INFORMATION GIVEN below:

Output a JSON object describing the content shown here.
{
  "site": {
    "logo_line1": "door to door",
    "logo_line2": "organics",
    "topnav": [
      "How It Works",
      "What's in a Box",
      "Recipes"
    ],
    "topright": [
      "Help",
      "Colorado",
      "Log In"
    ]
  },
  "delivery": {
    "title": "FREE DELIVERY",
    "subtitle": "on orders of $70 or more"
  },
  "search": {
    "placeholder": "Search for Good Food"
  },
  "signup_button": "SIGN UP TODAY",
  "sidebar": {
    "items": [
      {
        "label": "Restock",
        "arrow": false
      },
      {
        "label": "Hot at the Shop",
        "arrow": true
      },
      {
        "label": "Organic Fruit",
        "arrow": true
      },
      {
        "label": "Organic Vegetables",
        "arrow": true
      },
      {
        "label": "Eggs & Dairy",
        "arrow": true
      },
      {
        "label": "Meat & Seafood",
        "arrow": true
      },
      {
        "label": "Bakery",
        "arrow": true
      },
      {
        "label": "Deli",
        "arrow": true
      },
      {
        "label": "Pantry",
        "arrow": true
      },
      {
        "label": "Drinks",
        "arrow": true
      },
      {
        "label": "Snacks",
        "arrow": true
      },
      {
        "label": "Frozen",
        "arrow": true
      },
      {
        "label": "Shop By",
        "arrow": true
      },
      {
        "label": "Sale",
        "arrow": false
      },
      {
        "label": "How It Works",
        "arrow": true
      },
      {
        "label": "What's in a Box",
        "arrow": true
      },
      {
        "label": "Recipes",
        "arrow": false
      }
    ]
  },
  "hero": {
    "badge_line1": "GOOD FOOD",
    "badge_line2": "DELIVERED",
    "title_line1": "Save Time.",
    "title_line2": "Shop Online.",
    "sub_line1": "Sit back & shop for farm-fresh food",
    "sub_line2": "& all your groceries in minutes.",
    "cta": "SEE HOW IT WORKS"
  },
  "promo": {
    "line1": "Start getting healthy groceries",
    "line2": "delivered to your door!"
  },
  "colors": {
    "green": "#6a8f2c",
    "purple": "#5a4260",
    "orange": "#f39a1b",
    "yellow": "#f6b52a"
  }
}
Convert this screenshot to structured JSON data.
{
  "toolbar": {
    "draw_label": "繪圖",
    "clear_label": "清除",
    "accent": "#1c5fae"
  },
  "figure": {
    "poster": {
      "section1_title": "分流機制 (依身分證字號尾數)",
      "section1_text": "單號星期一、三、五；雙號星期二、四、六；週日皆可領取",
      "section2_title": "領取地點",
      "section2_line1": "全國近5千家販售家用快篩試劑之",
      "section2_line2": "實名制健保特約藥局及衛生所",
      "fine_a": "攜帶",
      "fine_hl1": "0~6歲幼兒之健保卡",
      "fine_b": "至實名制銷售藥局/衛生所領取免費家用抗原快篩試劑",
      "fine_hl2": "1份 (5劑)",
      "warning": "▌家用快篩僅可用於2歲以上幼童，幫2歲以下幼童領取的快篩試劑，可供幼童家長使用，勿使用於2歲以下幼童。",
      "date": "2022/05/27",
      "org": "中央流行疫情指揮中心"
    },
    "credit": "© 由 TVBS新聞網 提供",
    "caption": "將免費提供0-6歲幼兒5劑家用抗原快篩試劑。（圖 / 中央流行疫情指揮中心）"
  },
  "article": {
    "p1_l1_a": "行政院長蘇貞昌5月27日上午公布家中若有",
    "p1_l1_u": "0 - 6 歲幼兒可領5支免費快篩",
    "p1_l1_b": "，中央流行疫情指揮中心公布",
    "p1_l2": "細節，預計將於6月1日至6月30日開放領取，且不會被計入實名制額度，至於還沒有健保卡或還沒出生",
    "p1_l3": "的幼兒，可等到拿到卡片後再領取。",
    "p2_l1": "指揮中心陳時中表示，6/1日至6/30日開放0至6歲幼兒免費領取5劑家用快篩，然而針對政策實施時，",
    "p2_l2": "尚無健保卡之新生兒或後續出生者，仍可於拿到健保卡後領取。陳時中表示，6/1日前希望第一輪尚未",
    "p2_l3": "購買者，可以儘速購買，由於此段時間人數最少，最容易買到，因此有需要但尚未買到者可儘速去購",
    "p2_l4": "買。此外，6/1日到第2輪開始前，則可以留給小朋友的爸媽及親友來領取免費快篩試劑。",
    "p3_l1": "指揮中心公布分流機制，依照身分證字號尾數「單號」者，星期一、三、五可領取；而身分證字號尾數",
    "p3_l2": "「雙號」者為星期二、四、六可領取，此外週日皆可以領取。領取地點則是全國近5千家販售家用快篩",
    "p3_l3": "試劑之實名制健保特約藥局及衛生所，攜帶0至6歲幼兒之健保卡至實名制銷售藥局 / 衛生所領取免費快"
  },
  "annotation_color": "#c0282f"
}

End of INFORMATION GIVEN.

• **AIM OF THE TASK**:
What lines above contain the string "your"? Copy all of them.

• **ANSWER AREA**:
    "sub_line2": "& all your groceries in minutes.",
    "line2": "delivered to your door!"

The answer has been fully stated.